In the latest film from the Coen Brothers, “Inside Llewyn Davis” we get to experience the beginning of modern folk music, through the eyes of a very real, but fictitious, musician who is all about the music.
The brief peek we get into the life of Llewyn covers only a matter of days, but it feels like much more (in the most entertaining way possible). Llewyn is a couch surfing folk musician making his way through life with a lot of help from his friends and family. His life is messy and complicated and full of talent of all kinds—his own and that of those around him.
When he’s not playing a gig, he’s sleeping on a new couch, crashing a dinner party, being hit with the latest bad news, or spontaneously jetting of on a cross-country trip.
Although we only see a few days, you get the impression that these few days are a pretty solid case study of his life. It seems appropriate that our time with him starts and ends in precisely the same place.
The talent in this movie is as astounding, but understated as Llewyn himself. The likes of Justin Timberlake, Carey Mulligan, and John Goodman are brilliant, but fleeting presences in this story, and that totally works.
That leaves plenty of room for the star of this piece and his life, Mr. Llewyn Davis himself, plenty of room to shine, and Oscar Isaac lives up to that task. The success of this whole piece rests on his very talented shoulders and he carries the burden beautifully.

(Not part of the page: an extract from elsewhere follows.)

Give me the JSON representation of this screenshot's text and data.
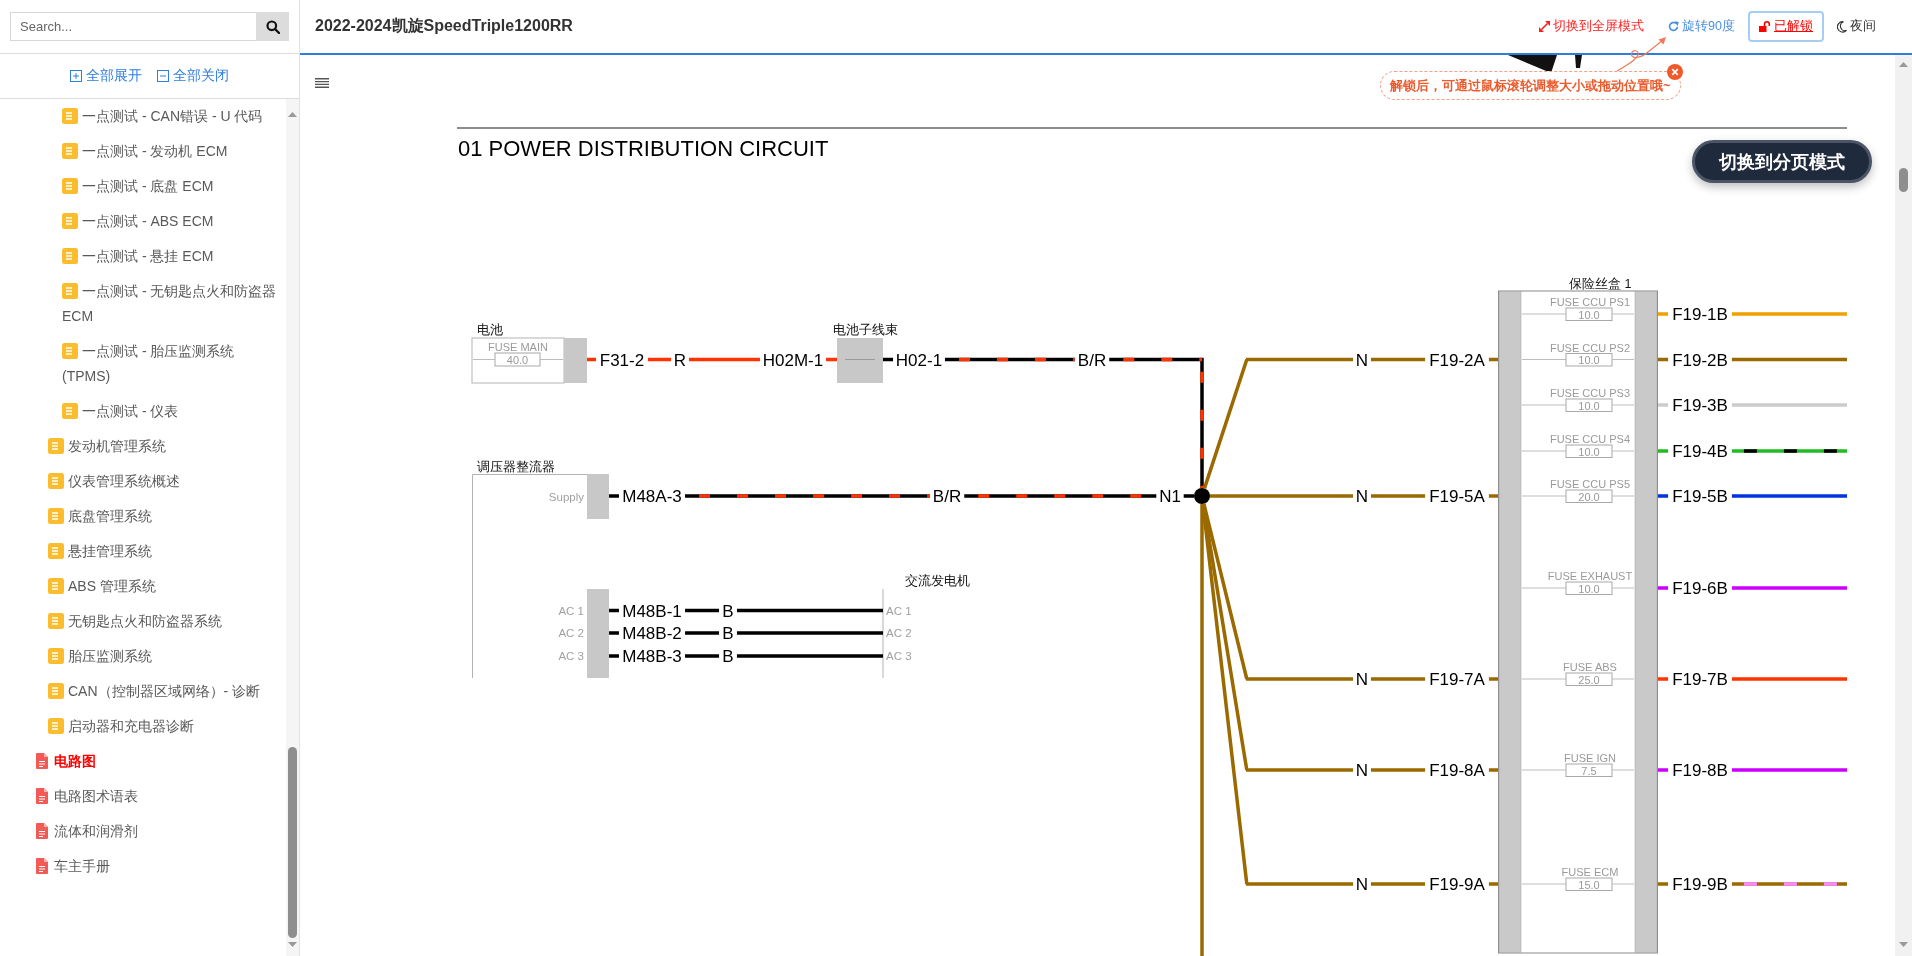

There’s little doubt that the Coen Brother’s latest film is a love letter to folk music and all of the grunge and scruff that comes with it, but “Inside Llewyn Davis” is about more than the gypsy lifestyle of our protagonist.
Through the adventures of Llewyn Davis (Oscar Isaac) we explore the cost and trials of pursuing your passions and the truly subjective nature of talent.